Review – Iki

Edo Artisans compete on the streets of Old Tokyo.

iki box


Designer Koota Yamada

Artist David Sitbon

Publisher Sorry We Are French

Category Set-Collection, Prediction, Point Salad

Length 60-120min

Release Date 2021

Player Count 2-4

In Iki, players take on the roles of Edo artisans in Old Tokyo. Players will compete over 4 seasons via setting up shops, purchasing goods, retiring workers, gaining the most points, and avoiding the destructive fires. 


Each player will choose their color and receive the related components. At the beginning of each round, the player with the most fire-fighting power will place their apprentice on the space that determines how many spaces their meeple can move (between 1 and 4). When all players have completed this task, the player who chose the space closest to the left will move first (usually the player with the lowest number of movement points, though there is a spot that lets you choose between 1 and 4 movement points, but that spot comes with restrictions in your turn later). 

On a turn, you can choose to gain 4 coins or buy a vendor. When you buy a vendor, you take 1 of your 4 workers and place the vendor on a space on the board. Each space on the board allows you to perform an action, and vendors allow you to perform an extra action at the space it’s on. Afterwards, you’ll move your meeple the designated number of spaces and perform the vendor actions, which could range from buying rice, wood, building materials, sushi, tobacco, or pipes, or you could be selling any number of those items for more coins. 

Oftentimes, you’ll have the option to perform those bonus actions from merchants controlled by other players. If you choose to take that bonus action, the owner of the merchant will move their worker up the track by 1, which means they’ll usually get more bonuses at the end of the season. Eventually, the workers at the merchants will retire, and the merchant will become a permanent part of the owner’s tableau, granting bonuses for the rest of the game. 

So the real meat of the game is trying to decide what merchants to buy and where to put them, while also jockeying for position so you can stop at all the best vendors on your way around the board. There’s a lot of ways to score points, and a lot of viable strategies, so it’s more about executing your strategy well than it is about having the best strategy. 

The components are excellent. Bright colors abound, and the art on each of the merchant cards is vibrant and soothing, contributing to the theme of bustling markets in Old Tokyo.
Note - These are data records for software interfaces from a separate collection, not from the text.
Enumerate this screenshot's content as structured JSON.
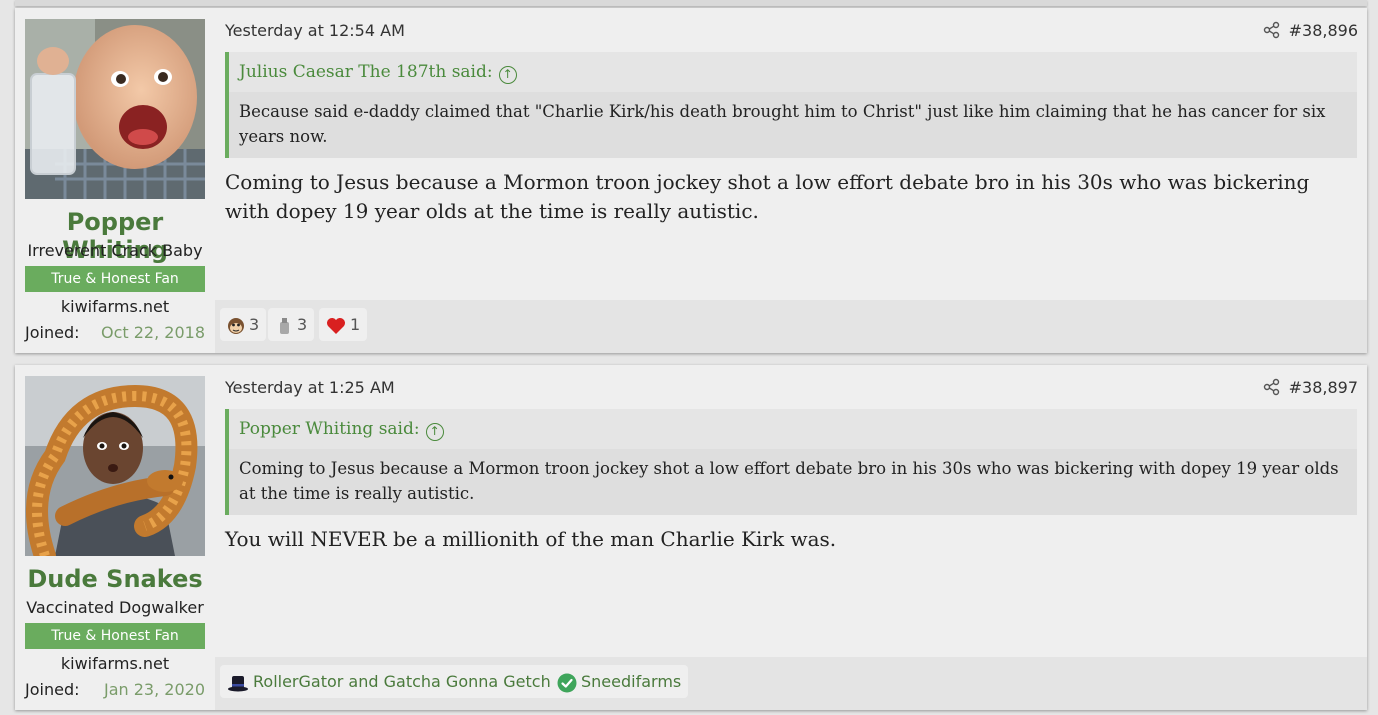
{
  "posts": [
    {
      "user": {
        "name": "Popper Whiting",
        "title": "Irreverent Crack Baby",
        "banner": "True & Honest Fan",
        "site": "kiwifarms.net",
        "joined_label": "Joined:",
        "joined_date": "Oct 22, 2018",
        "avatar_icon": "laughing-baby-avatar"
      },
      "date": "Yesterday at 12:54 AM",
      "post_number": "#38,896",
      "quote": {
        "author": "Julius Caesar The 187th said:",
        "text": "Because said e-daddy claimed that \"Charlie Kirk/his death brought him to Christ\" just like him claiming that he has cancer for six years now."
      },
      "message": "Coming to Jesus because a Mormon troon jockey shot a low effort debate bro in his 30s who was bickering with dopey 19 year olds at the time is really autistic.",
      "reactions": [
        {
          "icon": "monkey-face-icon",
          "count": "3"
        },
        {
          "icon": "gray-bottle-icon",
          "count": "3"
        },
        {
          "icon": "heart-icon",
          "count": "1"
        }
      ]
    },
    {
      "user": {
        "name": "Dude Snakes",
        "title": "Vaccinated Dogwalker",
        "banner": "True & Honest Fan",
        "site": "kiwifarms.net",
        "joined_label": "Joined:",
        "joined_date": "Jan 23, 2020",
        "avatar_icon": "man-with-snake-avatar"
      },
      "date": "Yesterday at 1:25 AM",
      "post_number": "#38,897",
      "quote": {
        "author": "Popper Whiting said:",
        "text": "Coming to Jesus because a Mormon troon jockey shot a low effort debate bro in his 30s who was bickering with dopey 19 year olds at the time is really autistic."
      },
      "message": "You will NEVER be a millionith of the man Charlie Kirk was.",
      "reactions": [
        {
          "icon": "top-hat-icon",
          "label": "RollerGator and Gatcha Gonna Getcha"
        },
        {
          "icon": "check-badge-icon",
          "label": "Sneedifarms"
        }
      ]
    }
  ],
  "colors": {
    "username": "#4a7a3c",
    "banner": "#6aac5e",
    "quote_border": "#6aac5e",
    "joined_date": "#7a9c6a"
  }
}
The player pieces are wooden, and the game board itself is artsy without being overbusy. There are also rules for 2 players, including a different board (on the opposite side of the main board), ways to block certain movement spots, and neutral characters. It’s workable, but 3-4 players is much better. 

I enjoyed setting up merchants in ways that would score me points at the end of the seasons while also making sure that they would be attractive to other players. Jockeying with other players for the high-scoring sushi was enjoyable as well, and it’s satisfying watching other, less-prepared merchants burn up in the seasonal fires. Buying the merchants I thought other players would want to visit and putting them in the right spot was easily my favorite part of Iki.

Iki is a bit of an odd one for me. I will happily acknowledge that it is a good game while also confessing that I don’t like it too much. There are a lot of solid mechanisms in here, but the game is too long for me to want to play it often (or ever again). I prefer the mechanisms Iki uses (prediction, drafting, set-collection) to be pervasive in 30-45 minute games, not in 60-120 minute games. If I’m going to sit down for a longer game, I much prefer the grand strategy of Star Wars: Rebellion or Scythe or Root. Iki will be a great game for many people, it just wasn’t for me. Don’t let that stop you though. If set-collection, prediction, and drafting are your things, give Iki a try! 

Sorry We Are French kindly provided a review copy. 

The Bottom Line

Iki has come great game mechanics that for whatever reason didn't come together well for me.



Spencer Patterson

I'm a teacher, writer, and board game reviewer. I especially love board games that pull me in like a good book. My wife is my favorite gaming partner.